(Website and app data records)
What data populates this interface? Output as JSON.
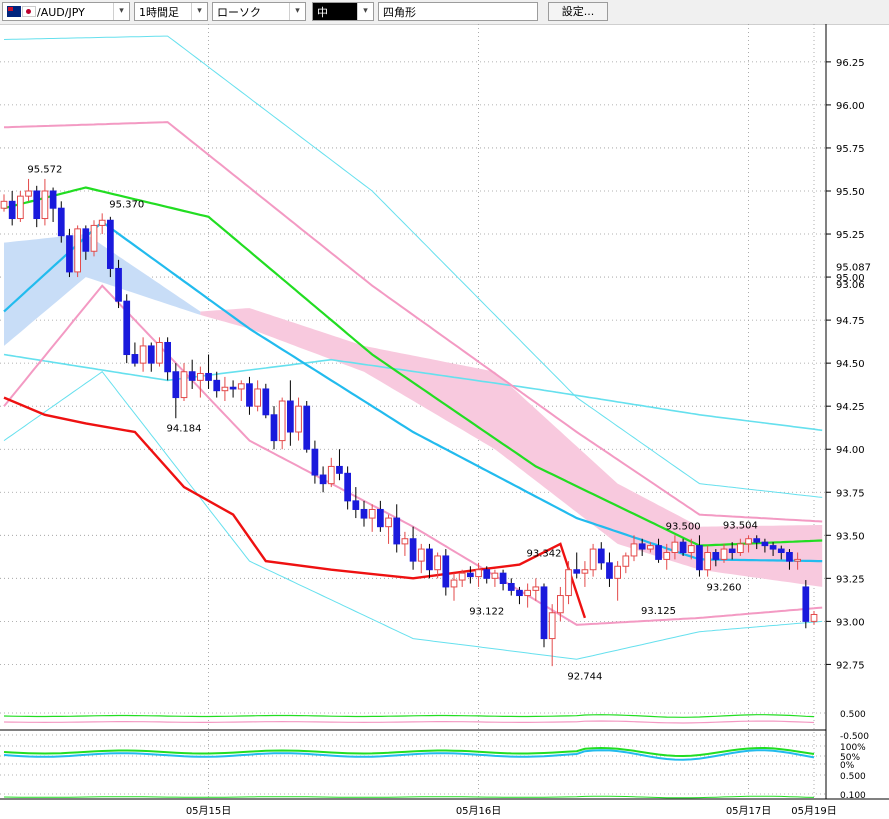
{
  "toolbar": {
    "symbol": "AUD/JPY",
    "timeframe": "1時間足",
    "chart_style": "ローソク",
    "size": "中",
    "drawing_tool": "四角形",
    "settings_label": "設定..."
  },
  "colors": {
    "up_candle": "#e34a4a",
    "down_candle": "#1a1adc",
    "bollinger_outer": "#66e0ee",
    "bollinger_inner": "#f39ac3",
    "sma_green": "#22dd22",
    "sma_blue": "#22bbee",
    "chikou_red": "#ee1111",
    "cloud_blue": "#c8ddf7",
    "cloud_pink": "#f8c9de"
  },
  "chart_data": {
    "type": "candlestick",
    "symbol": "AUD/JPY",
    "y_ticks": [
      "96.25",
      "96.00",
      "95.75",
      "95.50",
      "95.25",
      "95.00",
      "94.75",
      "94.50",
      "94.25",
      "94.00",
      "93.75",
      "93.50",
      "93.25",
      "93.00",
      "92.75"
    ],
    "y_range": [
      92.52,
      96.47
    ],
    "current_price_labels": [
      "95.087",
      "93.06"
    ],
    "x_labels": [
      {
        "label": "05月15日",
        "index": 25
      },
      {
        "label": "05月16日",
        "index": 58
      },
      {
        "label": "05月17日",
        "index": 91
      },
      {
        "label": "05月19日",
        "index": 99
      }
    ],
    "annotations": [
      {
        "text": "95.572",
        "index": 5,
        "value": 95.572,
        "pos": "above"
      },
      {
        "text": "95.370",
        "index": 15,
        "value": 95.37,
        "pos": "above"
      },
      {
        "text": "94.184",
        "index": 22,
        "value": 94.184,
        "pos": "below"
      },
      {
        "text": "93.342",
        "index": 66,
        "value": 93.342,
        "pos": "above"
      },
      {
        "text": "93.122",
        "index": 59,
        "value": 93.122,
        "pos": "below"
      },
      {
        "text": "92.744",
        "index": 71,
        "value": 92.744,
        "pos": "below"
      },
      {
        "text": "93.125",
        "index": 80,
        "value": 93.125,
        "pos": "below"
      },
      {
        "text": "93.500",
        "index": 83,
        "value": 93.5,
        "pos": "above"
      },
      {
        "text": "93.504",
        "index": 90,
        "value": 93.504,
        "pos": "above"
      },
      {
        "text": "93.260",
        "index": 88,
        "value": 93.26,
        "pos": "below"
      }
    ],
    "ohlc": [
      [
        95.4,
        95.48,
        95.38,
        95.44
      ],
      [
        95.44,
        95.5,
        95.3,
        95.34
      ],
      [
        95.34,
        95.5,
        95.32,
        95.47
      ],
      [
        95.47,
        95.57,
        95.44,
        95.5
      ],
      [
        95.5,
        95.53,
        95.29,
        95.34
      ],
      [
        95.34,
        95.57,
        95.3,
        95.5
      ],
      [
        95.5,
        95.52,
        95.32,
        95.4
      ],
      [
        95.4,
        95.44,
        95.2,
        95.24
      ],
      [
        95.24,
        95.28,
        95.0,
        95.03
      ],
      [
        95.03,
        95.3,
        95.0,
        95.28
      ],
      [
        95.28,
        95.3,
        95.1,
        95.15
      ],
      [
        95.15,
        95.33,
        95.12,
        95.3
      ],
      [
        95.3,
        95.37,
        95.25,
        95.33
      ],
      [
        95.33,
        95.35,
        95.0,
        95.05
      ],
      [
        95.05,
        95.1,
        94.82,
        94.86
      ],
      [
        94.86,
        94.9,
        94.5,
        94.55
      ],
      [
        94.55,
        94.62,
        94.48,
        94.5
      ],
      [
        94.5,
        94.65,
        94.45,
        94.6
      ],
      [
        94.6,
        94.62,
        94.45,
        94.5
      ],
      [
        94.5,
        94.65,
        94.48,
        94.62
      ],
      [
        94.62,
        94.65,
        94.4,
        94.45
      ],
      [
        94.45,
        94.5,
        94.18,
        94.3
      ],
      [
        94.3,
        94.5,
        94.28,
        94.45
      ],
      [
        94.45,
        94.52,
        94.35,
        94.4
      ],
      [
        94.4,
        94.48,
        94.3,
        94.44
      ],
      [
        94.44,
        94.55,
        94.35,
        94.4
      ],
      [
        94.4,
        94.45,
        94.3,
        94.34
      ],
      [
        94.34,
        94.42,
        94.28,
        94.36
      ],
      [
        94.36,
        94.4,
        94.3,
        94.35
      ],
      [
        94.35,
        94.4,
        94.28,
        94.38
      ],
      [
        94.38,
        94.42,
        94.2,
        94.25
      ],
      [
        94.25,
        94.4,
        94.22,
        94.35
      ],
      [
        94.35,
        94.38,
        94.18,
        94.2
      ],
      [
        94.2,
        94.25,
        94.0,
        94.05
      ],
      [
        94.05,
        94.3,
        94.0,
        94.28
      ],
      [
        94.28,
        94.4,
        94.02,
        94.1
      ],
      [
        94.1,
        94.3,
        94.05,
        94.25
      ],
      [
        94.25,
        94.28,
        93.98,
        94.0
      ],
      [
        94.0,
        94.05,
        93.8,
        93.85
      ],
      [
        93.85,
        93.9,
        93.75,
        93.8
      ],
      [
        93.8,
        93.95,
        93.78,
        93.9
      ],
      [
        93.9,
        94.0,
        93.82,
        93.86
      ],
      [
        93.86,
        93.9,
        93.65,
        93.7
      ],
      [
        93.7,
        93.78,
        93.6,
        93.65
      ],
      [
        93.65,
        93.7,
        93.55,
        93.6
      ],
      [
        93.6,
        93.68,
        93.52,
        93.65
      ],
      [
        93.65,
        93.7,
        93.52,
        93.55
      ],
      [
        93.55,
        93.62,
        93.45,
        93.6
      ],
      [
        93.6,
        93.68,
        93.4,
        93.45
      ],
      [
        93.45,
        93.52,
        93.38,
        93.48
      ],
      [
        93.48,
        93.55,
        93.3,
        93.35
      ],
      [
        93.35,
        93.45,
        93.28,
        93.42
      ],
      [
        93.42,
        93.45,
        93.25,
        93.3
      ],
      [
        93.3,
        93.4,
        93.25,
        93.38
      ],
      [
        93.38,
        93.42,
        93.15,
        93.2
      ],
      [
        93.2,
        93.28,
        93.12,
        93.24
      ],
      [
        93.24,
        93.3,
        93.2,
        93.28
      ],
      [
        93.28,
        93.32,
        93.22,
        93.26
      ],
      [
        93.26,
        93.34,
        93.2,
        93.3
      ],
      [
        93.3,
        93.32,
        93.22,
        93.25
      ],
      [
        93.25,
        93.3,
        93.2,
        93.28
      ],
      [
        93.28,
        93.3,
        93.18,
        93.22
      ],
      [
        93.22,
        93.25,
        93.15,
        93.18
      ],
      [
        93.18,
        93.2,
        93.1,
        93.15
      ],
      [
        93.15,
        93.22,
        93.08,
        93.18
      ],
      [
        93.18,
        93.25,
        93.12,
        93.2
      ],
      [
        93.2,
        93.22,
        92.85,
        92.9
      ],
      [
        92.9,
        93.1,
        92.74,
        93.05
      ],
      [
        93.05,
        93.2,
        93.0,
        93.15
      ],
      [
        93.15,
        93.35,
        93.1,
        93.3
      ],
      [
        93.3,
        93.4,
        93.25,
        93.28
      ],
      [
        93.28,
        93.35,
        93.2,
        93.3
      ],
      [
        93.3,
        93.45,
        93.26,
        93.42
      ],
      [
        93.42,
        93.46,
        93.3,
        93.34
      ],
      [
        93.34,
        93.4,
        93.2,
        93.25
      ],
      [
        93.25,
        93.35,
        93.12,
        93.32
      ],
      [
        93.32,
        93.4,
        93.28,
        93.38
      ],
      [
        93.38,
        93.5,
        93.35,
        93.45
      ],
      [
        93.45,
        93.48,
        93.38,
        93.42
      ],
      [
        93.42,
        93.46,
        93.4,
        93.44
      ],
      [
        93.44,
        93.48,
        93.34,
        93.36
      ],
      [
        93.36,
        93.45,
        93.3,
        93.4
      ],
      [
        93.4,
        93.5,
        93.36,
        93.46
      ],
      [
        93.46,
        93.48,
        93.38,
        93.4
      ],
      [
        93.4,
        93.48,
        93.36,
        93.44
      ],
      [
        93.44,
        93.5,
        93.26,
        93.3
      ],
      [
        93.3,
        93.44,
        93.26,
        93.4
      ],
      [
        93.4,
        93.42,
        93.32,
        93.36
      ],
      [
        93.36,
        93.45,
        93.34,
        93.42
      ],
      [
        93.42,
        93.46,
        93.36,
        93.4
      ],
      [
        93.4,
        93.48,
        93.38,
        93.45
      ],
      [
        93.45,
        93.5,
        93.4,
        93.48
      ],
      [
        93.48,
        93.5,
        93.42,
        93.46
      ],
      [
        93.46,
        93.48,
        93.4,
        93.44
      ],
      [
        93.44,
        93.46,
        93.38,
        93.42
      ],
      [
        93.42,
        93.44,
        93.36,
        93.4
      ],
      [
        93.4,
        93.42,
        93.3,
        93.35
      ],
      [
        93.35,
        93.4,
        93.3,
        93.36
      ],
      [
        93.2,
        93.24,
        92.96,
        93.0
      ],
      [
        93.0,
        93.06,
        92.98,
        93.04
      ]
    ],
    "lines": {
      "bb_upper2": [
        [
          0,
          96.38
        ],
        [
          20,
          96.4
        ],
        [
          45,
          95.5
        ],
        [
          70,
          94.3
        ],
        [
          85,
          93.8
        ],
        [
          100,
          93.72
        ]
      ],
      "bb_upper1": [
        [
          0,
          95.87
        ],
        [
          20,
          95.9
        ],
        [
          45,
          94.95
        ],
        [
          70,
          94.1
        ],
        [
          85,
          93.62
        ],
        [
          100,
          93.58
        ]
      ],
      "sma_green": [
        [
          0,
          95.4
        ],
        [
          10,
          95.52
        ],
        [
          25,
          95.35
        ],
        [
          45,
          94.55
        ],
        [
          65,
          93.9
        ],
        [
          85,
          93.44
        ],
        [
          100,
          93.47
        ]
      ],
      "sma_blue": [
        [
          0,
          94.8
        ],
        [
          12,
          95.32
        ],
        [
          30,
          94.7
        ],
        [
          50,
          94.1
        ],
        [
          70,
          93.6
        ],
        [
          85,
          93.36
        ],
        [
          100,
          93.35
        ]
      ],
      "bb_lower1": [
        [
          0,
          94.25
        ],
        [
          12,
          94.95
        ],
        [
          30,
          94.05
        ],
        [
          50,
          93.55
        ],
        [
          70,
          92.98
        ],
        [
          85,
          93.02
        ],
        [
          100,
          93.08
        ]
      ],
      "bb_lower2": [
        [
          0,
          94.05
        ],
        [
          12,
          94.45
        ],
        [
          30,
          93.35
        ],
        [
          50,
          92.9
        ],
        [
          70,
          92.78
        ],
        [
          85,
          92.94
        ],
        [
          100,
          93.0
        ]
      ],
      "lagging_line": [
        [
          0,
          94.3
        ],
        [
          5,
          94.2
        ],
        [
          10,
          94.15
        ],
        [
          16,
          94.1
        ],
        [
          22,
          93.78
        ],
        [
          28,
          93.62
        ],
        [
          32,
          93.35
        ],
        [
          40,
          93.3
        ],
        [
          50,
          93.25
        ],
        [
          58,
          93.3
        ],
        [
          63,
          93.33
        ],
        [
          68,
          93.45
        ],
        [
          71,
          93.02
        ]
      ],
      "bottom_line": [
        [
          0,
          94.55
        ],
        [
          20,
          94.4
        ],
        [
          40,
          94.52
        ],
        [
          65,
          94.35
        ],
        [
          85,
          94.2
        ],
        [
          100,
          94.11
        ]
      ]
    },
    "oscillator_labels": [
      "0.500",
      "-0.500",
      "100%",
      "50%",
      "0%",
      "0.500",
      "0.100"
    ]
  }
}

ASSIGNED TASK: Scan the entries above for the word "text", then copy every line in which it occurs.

SOLUTION TO THIS TASK:
        "text": "95.572",
        "text": "95.370",
        "text": "94.184",
        "text": "93.342",
        "text": "93.122",
        "text": "92.744",
        "text": "93.125",
        "text": "93.500",
        "text": "93.504",
        "text": "93.260",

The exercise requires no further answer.